Our linear, utilitarian view of time may be simply a construct of this modern, materialist civilization. What's the rush? What does it mean?
BUENOS AIRES — Our conception of time is based on certain unresolved paradoxes. On the one hand, there is Saint Augustine's classic proposition that capturing the present is impossible, that this very instant is inconceivable. While our binary logic thinks through definitions that create limits between what is and what is not, the moment flows and becomes, being and not being simultaneously. Every time I want to conceptualize the now, it has ceased to be. Time always evades us.
Then, as the philosopher Paul Ricoeur would say, there is the impossibility of resolving the question of whether time is subjective or objective. We are in fact conscious of time subjectively, in terms of "my" or your past, present and future. Yet time surpasses us. We neither create nor dominate it. It comes and goes. There is an objective time, but we access it subjectively.
Thus our culture has gradually normalized a linear image of time that is also associated with a string of established values like productivity, profit and efficiency. What is linear time? It is the idea of time as a progressive line with a certain continuity of meaning, as if the progression ensured the completion of a whole. It is the purposeful vision philosophers call teleology. Instants here are like road markers or sign posts that mean nothing yet, but will acquire meaning when seen from the end of the linear stretch. We are thus fulfilling a purpose in the course of our time. It is like an assembly line whose only glitch is that we are its final product.
There is clearly a Christian root to this idea. After the original sin, worldly time appeared to be nothing more than an attempt to reconcile ourselves with the Divine. Living is carrying out commands that assure salvation. Beyond the religious story, the linear, teleological matrix persists in the modern world. To live is to be here for a purpose you must fulfill: The meaning of life is to ensure life has a meaning. And Capitalism will duly turn any remaining time on our hands into a productive investment, even if at the end, whatever its returns, the production chain will stop.
Could we live the time experience another way? Perhaps less quantitatively, and more qualitatively? We could perhaps think of our time not from an economic, but from an artistic perspective wherein time becomes a poem or a song whose every verse is valid in itself and within the whole, and whose last chord terminates and completes the opus. Escaping the productivity matrix, we thus reformulate notions of profit and loss. Instead of making use of time one could discard it, and make the inversion a doorway to let in the unforeseen.
Alternative pace, different directions — Photo: John Bastoen
Walter Benjamin suggested that a single historical course or direction could be equally viewed as progressive or calamitous. The Jewish Sabbath interrupts the work week to create a space that is unproductive, and existential. The Latin carpe diem advice to "seize the day" on the other hand seeks to fragment that time line in order to give depth and significance to every instant.

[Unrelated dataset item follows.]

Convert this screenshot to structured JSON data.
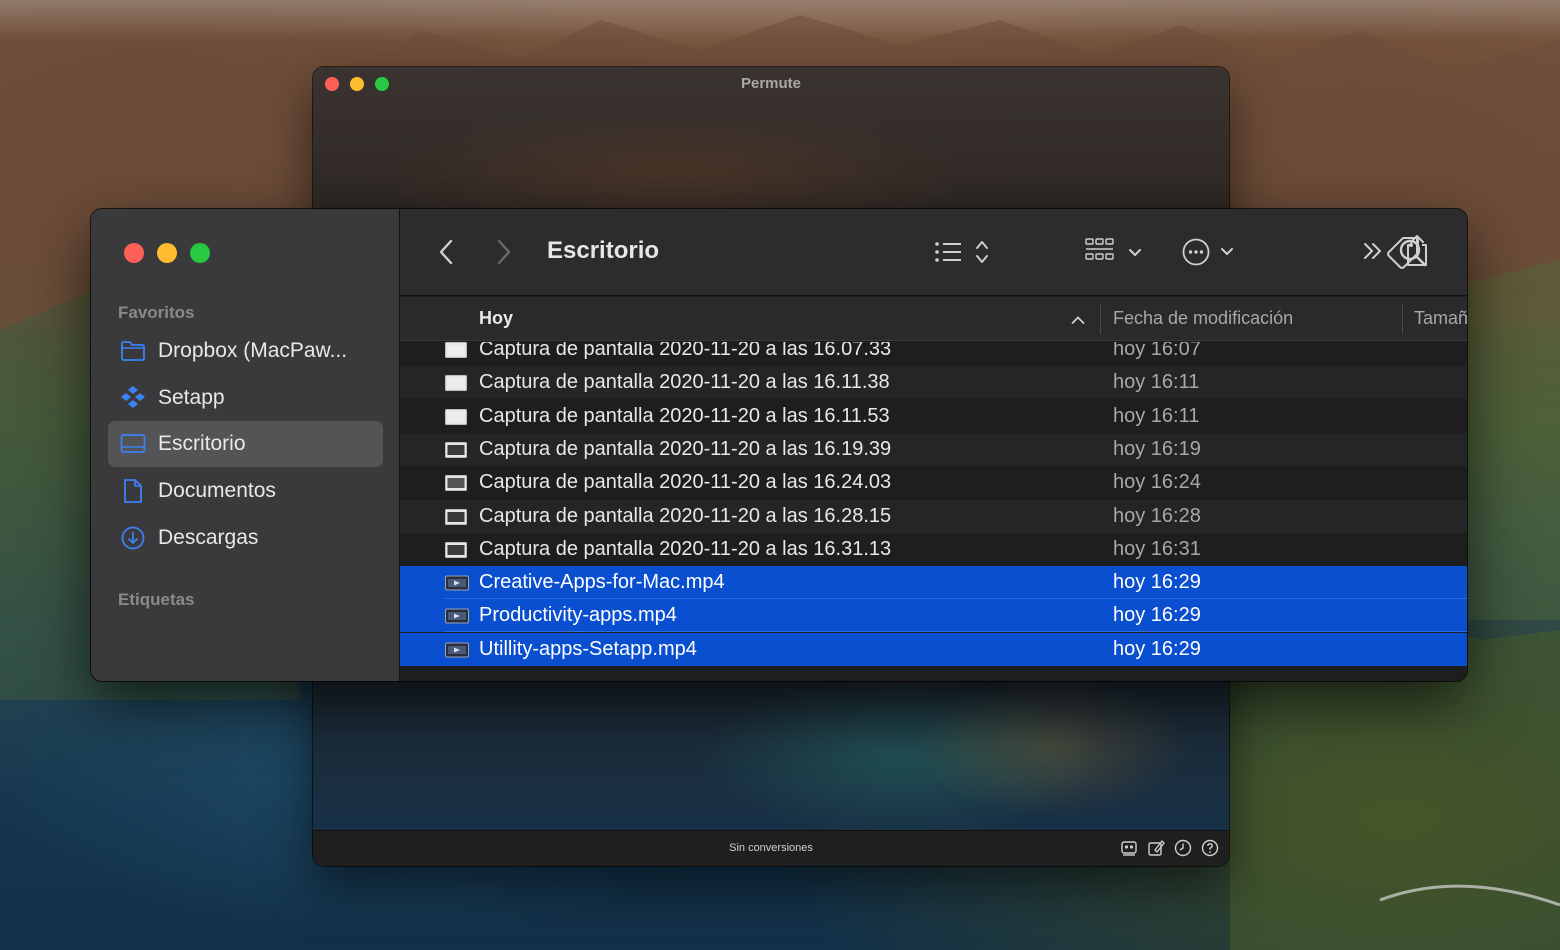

But as some of the great thinkers have pointed out, the definition and duration of a moment is an open question. Moments do not last, but express another means of relating to time. When we sit "awhile" to read or do nothing, we are making a break in our linear conception of time, or interrupting its putative progression. But does time move, or run or even "run out?" Does it have inherent meaning, or does our conscience seek a meaning we know to be absent? Where does this leave the notion of haste? Indeed, what's the hurry since we are all heading straight for oblivion.